Film Reviews

City Rats

Revolver entertainment

City Rats portrays city life in London, as you have never seen it before. The film takes on four narrative strings, looking at eight different characters and examining some very delicate subject matter. At first there is Pete (Danny Dyer), an ex-criminal drunken mess that goes on a journey of truth with Carol (Natasha Williams), a woman on the edge and the mother of an old friend of Pete’s who has disappeared. Together the look for the truth into the lad’s disappearance with to some devastating results.

Then there is Gina, a.k.a Penelope (Susan Lynch), a prostate who has a relationship with her artist neighbour Dean (Ray Panthaki) who asks her to be his muse, his inspiration in his art and poetry. Next we have Olly (Kenny Doughty) and his deaf autistic brother Chris (James Lance) who use the London night scene to develop and explore their sexualities. Lastly is Jim (Tamer Hassan) and Sammy (MyAnna Buring) both lost in life and link eyes across London’s rooftops when they debate over whether to jump; they look to each other as saviours. As you begin to piece the story into the four separate narratives, you find there is actually some crossovers; Jim is a client of Penelope’s, Dean and Olly went to school together and Pete is somehow involved in Olly and Chris’s family.

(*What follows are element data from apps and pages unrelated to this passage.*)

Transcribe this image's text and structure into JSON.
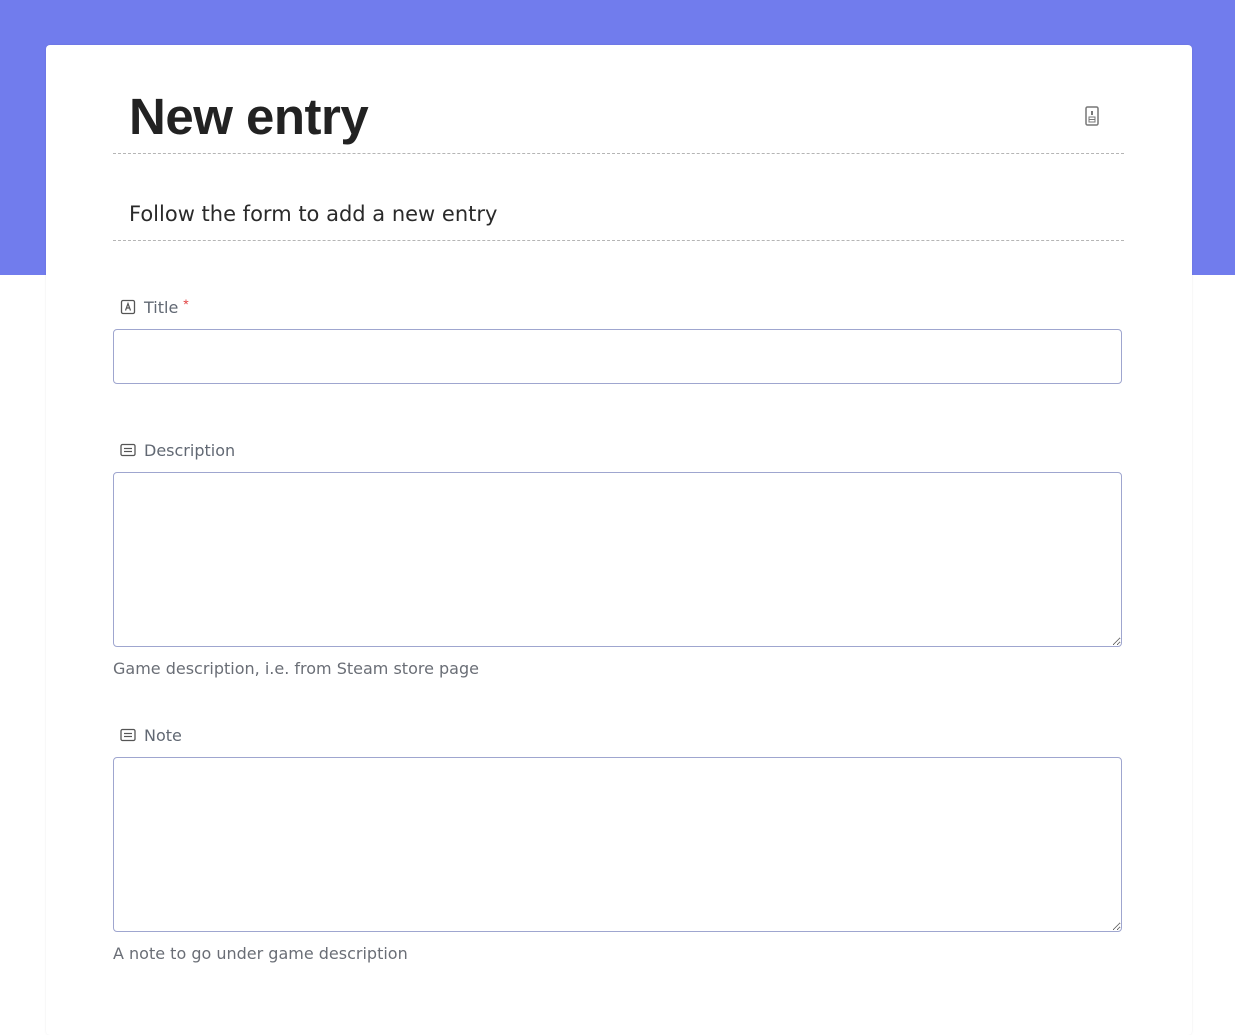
{
  "form": {
    "title": "New entry",
    "subtitle": "Follow the form to add a new entry",
    "header_icon": "form-icon"
  },
  "fields": {
    "title": {
      "label": "Title",
      "required_mark": "*",
      "icon": "text-field-icon",
      "value": "",
      "placeholder": ""
    },
    "description": {
      "label": "Description",
      "icon": "paragraph-field-icon",
      "value": "",
      "placeholder": "",
      "help": "Game description, i.e. from Steam store page"
    },
    "note": {
      "label": "Note",
      "icon": "paragraph-field-icon",
      "value": "",
      "placeholder": "",
      "help": "A note to go under game description"
    }
  },
  "colors": {
    "banner": "#717ced",
    "input_border": "#9fa6cf",
    "required": "#e24545"
  }
}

Once laid out straight in ones mind, you begin to realise how each story touches upon the London scene. There is some of the most beautiful of landscapes from London rooftops, especially in the opening scene involving the Millennium Bridge and St. Paul’s Cathedral. Other scenes look at the dark side of London, such as the back streets, Soho and the clubbing scene. The way each of the scenes is filmed is remarkable. There are also some scenes, particularly the sequence of melons falling from the rooftops and Chris at Trafalgar Square with the pigeons that are memorable. City Rats deals with some delicate topics but does so carefully and creatively. It touches upon murder, drugs, suicide, disabilities, domestic violence, prostitution and homosexuality.

If you are looking for a film that is honest to its form then City Rats is it. Each word spoken is honest and the DVD features portray the cast in a similar fashion. If you are going to make a British film that portrays the London scene then you can’t get any better than having Danny Dyer; he is a true actor with all the Brit aspect you want and for his presence makes this an enjoyable watch.

Michelle Moore